June 7, 2019

New technologies, communications tools, and information sources are transforming the practice of medicine and the ways that doctors and patients interact with each other—and bring with them both risks and opportunities. The ongoing measles outbreak is an example of how easily misinformation can spread via digital means and impact families’ decisions about their children’s health. But new digital tools also offer families and physicians the possibility of sharing accurate information and making informed decisions, and for scalable yet personalized tools that enable physicians to reach a large number of families at once. 

Melissa Stockwell, MD, MPH
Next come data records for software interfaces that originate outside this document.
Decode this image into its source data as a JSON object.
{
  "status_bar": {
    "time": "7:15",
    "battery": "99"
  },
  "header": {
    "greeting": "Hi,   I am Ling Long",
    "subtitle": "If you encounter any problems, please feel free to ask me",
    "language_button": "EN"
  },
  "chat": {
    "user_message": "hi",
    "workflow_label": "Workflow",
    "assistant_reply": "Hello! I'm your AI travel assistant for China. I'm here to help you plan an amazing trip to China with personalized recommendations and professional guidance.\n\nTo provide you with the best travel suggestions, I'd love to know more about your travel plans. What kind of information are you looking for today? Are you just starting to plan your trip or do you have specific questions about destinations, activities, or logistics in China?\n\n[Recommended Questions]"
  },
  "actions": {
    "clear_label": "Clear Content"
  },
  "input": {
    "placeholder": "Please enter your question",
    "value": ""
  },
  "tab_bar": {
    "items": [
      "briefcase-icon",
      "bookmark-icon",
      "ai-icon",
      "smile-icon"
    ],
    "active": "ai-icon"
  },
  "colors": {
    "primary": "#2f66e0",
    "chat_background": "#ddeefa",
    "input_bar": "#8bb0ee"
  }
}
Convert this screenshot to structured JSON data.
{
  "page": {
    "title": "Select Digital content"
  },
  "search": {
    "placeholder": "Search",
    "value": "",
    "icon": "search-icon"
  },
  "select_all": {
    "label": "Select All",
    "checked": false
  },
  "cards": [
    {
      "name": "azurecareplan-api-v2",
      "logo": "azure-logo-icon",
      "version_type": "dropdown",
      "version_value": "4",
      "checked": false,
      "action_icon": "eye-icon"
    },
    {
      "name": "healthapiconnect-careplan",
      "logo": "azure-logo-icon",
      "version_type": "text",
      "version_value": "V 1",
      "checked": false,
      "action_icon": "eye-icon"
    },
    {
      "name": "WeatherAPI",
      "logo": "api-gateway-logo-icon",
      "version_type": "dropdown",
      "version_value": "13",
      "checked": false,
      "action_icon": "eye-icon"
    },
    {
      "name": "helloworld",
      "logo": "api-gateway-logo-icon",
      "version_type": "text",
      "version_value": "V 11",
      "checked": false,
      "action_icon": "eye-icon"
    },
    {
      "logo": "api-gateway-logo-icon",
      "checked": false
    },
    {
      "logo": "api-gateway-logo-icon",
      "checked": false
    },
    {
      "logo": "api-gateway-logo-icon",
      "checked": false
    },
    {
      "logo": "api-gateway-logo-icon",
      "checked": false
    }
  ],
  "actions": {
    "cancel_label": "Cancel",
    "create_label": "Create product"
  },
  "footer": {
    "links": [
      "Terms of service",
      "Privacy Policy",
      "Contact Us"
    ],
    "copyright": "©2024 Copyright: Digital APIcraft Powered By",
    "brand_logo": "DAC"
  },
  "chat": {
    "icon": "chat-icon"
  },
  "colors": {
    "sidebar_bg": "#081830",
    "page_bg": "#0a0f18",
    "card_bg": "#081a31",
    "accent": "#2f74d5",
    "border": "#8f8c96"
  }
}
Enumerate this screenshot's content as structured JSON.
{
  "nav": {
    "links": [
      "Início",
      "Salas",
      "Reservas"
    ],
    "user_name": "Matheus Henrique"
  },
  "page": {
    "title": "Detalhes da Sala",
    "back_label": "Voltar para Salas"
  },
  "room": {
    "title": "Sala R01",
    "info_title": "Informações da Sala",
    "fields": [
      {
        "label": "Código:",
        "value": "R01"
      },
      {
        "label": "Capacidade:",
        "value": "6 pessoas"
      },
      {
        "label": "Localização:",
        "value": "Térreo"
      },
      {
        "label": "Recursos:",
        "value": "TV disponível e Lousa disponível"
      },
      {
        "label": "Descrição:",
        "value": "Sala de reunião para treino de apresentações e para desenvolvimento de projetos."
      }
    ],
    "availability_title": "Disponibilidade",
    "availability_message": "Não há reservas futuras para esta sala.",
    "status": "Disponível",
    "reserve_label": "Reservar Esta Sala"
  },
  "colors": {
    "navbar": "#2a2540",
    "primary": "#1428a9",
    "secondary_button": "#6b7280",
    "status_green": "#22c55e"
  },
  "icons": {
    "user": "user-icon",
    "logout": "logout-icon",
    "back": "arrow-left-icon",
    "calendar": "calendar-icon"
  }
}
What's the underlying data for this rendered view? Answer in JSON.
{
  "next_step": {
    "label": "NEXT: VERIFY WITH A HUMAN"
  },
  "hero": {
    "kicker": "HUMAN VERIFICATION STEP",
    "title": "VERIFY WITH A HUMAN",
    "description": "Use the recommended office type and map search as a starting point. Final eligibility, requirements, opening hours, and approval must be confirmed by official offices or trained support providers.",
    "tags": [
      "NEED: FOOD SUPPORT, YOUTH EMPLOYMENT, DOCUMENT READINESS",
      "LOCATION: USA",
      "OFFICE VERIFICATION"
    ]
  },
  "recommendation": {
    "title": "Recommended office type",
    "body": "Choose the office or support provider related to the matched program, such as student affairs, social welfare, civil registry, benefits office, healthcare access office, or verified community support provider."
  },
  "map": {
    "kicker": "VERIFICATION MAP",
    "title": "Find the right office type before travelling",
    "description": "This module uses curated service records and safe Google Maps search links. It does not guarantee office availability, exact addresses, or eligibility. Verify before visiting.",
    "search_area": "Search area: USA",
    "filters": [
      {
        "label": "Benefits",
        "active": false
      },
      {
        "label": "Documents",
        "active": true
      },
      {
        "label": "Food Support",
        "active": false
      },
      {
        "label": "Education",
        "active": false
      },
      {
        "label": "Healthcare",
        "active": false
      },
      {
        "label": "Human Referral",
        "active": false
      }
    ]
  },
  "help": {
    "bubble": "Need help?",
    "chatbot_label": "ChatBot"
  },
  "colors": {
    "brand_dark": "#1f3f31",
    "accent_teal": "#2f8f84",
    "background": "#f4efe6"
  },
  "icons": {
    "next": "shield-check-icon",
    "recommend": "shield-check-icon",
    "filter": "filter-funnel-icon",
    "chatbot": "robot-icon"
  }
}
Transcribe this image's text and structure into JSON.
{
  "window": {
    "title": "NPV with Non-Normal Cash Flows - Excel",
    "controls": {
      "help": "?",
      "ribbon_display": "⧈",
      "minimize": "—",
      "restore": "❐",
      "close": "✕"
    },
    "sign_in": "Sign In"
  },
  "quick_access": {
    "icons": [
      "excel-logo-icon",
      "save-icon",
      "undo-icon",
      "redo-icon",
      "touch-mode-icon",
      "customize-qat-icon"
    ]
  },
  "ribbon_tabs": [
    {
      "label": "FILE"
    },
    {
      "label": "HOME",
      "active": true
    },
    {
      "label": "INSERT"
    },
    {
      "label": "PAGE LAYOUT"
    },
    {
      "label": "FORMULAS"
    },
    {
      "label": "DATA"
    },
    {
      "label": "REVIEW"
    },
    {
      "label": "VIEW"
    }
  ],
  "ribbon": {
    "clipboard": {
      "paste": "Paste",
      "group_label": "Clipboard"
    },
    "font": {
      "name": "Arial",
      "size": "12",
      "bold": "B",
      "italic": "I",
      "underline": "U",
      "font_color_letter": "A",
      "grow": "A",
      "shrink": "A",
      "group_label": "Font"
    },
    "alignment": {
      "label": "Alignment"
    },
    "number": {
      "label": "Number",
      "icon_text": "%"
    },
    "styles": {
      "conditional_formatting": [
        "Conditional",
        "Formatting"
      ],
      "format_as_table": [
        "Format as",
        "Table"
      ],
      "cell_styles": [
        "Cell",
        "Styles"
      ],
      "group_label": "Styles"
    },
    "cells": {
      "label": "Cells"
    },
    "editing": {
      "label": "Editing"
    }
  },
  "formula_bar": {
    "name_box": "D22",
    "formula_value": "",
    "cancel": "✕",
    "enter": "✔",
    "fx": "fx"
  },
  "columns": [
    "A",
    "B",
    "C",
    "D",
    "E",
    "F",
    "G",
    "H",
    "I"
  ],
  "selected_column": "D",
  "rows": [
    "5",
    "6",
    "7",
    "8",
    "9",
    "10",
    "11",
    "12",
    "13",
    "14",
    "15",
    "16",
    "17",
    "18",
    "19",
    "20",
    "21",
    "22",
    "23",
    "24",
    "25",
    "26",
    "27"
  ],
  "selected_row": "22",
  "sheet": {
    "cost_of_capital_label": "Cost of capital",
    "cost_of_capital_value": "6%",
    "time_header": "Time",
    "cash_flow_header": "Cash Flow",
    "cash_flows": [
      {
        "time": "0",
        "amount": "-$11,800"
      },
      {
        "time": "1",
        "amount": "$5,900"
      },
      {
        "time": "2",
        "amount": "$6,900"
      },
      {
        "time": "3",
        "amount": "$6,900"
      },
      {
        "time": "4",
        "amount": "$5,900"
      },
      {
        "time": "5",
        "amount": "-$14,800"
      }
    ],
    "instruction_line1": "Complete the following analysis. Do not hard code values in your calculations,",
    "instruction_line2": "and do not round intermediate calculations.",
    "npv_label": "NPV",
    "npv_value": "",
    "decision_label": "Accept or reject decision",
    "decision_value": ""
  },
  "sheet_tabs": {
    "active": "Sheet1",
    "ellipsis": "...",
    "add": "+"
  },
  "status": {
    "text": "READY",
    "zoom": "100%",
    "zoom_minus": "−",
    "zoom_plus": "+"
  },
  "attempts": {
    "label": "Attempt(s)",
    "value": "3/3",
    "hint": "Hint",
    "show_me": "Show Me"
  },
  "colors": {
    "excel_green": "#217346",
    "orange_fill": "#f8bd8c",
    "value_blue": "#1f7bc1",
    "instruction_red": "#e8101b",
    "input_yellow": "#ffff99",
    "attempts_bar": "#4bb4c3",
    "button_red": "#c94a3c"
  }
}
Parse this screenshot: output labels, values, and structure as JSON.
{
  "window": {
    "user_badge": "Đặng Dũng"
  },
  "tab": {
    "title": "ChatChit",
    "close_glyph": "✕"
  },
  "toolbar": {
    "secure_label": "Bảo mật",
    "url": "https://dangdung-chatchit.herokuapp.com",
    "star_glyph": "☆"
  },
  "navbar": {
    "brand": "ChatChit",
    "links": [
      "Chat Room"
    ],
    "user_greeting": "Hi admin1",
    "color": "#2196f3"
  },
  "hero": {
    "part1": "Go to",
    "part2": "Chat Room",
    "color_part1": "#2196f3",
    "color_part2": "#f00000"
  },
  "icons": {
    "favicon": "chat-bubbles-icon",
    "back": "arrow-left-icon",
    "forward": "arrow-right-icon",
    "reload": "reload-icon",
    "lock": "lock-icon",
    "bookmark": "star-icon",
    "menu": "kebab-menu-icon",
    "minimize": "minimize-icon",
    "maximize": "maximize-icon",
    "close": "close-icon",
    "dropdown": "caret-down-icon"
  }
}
To better understand these potential benefits and challenges Columbia has launched the Center for Children’s Digital Health Research (CDHR) under the leadership of pediatrician Melissa Stockwell, MD MPH, an authority on digital communications and health technologies. The Center will build new research partnerships at Columbia and beyond, says Dr. Stockwell. Collaborators will use the most cutting edge research to have a positive impact on child health, implement research that's been shown to be effective into clinical care, and train the next generation of digital technology researchers.

Several researchers who are exploring the potential benefits of innovative technologies have already joined forces with the CDHR. One member’s project is studying multi-level interventions that use health information technology during pregnancy, infancy, and early childhood to prevent childhood obesity and chronic diseases. Another is interested the use of informatics tools and epidemiologic methods to prevent antibiotic resistance through appropriate antibiotic use, and for surveillance and prevention of infections.

Through her own research Dr. Stockwellhas pioneered the use of text messaging for vaccine reminders, community surveillance of acute respiratory illness, and to monitor “vaccine adverse events”—possible side effects—in an effort to ensure vaccine safety and timeliness. During a study of text messages reminders about the influenza vaccine, many families said they liked having that connection to their provider. “Text messaging gives us a new kind of direct communication—it’s something like a modern day house call,” Dr. Stockwell says. “These technologies are here to stay, and if we understand their potential, we can use them for the greater good.”